(Beginning of Records for the exercise)

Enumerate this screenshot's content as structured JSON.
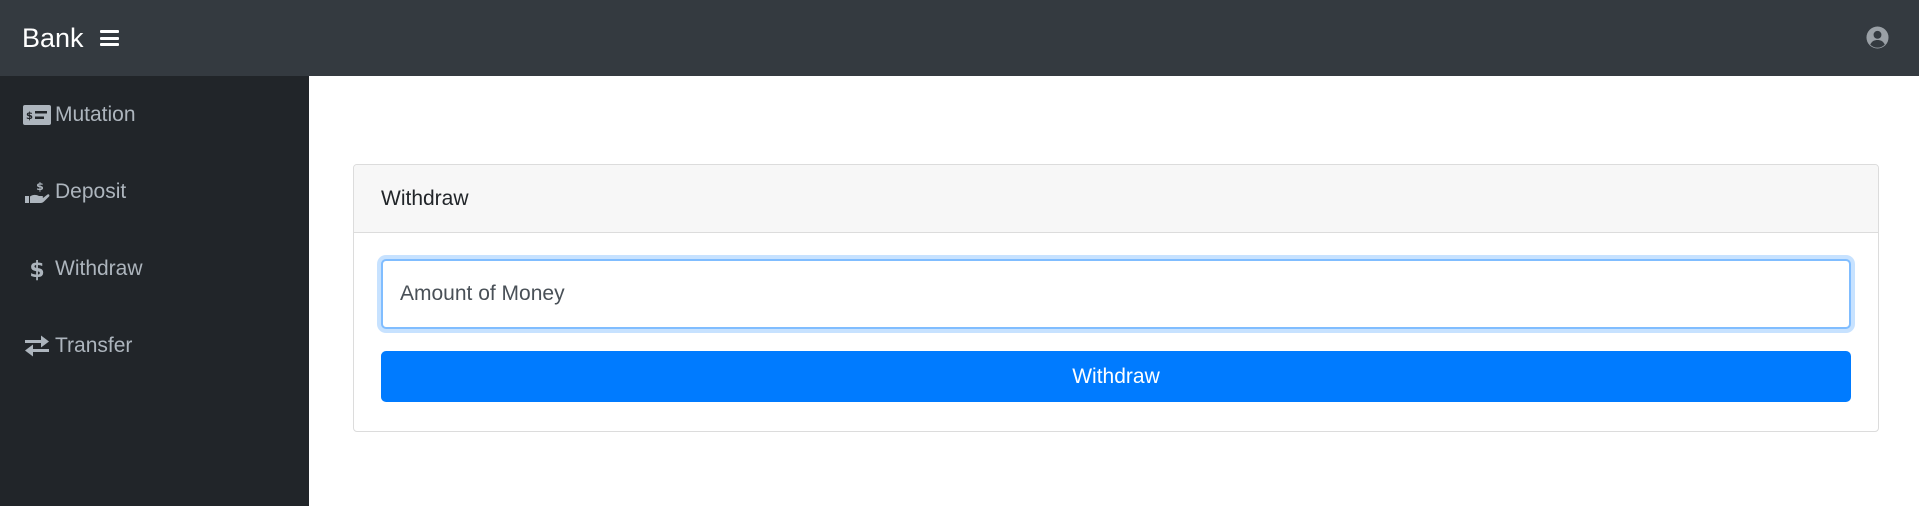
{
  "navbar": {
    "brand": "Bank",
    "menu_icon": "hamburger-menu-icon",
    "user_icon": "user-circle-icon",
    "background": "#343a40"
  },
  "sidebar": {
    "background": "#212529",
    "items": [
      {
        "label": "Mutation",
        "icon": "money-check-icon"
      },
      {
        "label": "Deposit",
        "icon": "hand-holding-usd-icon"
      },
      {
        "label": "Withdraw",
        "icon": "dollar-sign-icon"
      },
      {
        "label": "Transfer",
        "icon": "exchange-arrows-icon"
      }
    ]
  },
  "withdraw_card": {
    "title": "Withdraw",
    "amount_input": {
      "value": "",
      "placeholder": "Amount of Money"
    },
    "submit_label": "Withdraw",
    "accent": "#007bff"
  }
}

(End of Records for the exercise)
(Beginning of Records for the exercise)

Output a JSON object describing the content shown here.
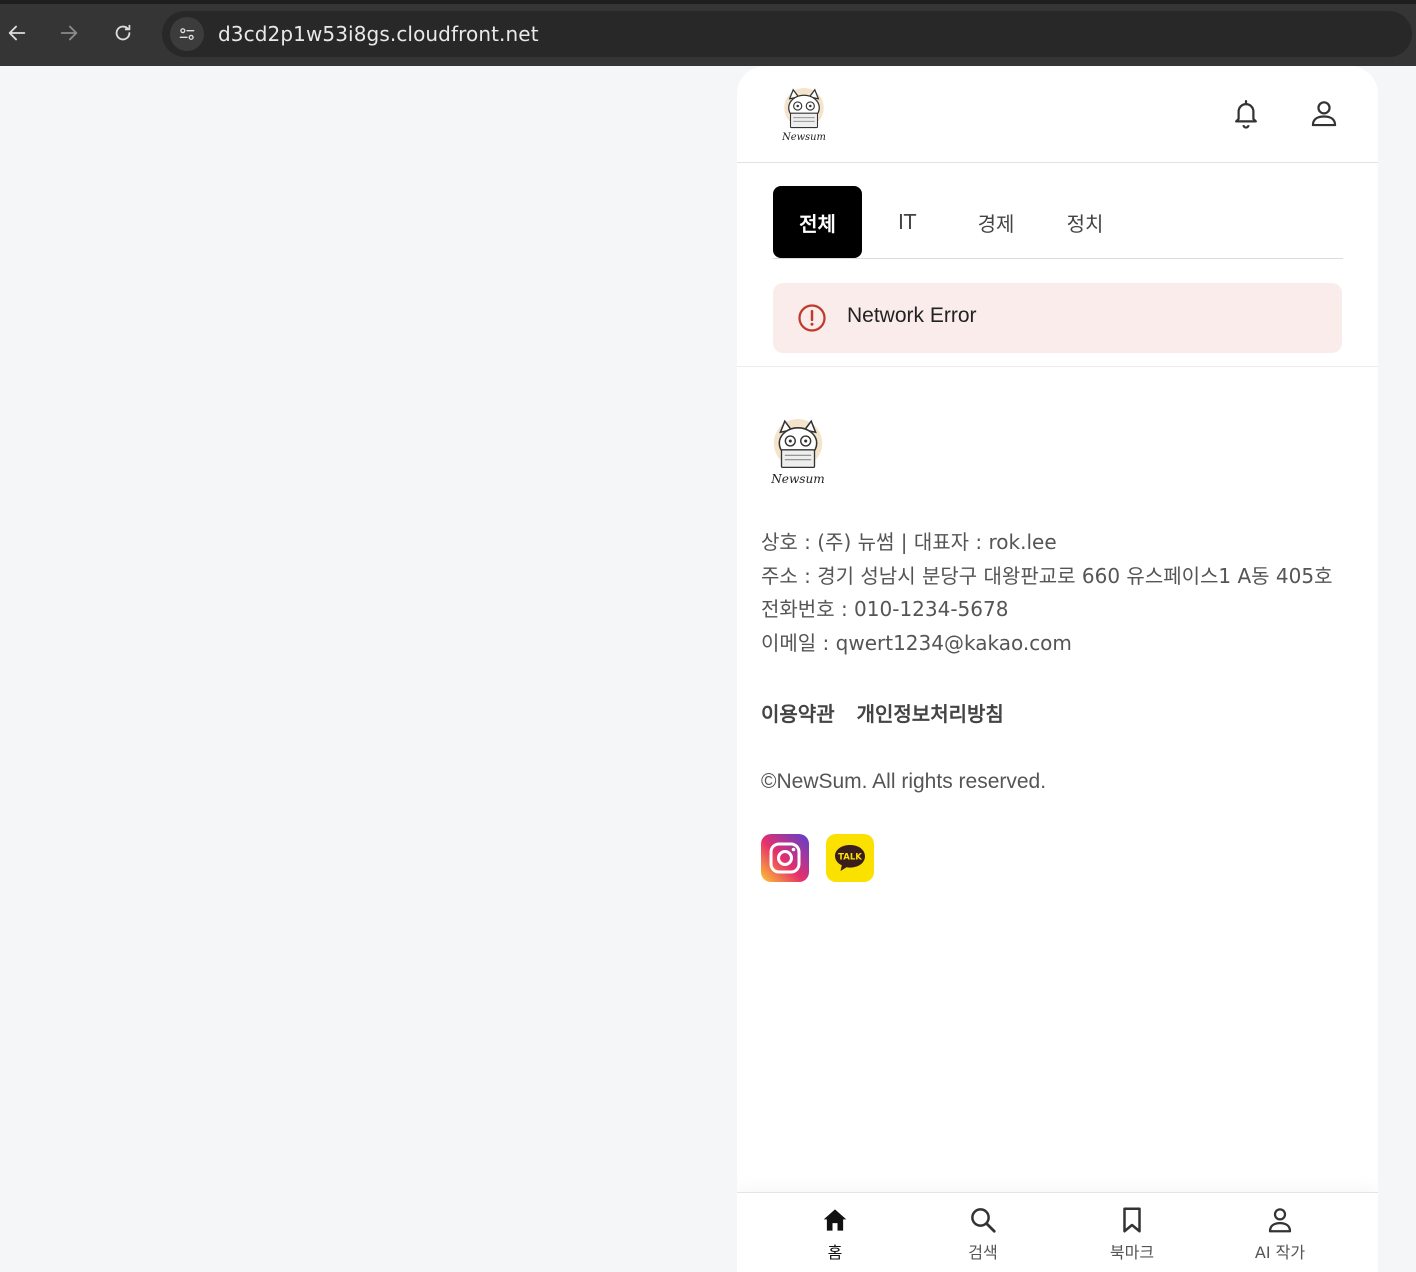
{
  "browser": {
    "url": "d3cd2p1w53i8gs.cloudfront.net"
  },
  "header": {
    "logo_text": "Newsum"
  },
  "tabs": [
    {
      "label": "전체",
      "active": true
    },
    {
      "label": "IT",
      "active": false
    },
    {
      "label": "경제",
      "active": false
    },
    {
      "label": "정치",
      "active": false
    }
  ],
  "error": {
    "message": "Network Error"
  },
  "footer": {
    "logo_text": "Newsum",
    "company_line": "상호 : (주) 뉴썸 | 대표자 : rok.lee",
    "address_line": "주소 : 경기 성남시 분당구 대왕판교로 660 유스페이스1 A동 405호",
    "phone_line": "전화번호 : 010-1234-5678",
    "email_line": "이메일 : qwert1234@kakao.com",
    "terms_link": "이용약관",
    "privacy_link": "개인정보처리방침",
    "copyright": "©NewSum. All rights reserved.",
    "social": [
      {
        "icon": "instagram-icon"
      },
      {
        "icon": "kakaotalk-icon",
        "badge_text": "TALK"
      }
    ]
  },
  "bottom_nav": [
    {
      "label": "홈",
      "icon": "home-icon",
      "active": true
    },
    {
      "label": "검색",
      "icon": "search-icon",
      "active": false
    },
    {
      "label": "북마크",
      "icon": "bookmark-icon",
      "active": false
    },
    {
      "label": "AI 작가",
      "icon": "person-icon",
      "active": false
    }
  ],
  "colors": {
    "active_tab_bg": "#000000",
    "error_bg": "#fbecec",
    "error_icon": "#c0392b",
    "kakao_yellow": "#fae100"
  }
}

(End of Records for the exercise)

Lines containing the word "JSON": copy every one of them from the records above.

Solution –
Enumerate this screenshot's content as structured JSON.
Output a JSON object describing the content shown here.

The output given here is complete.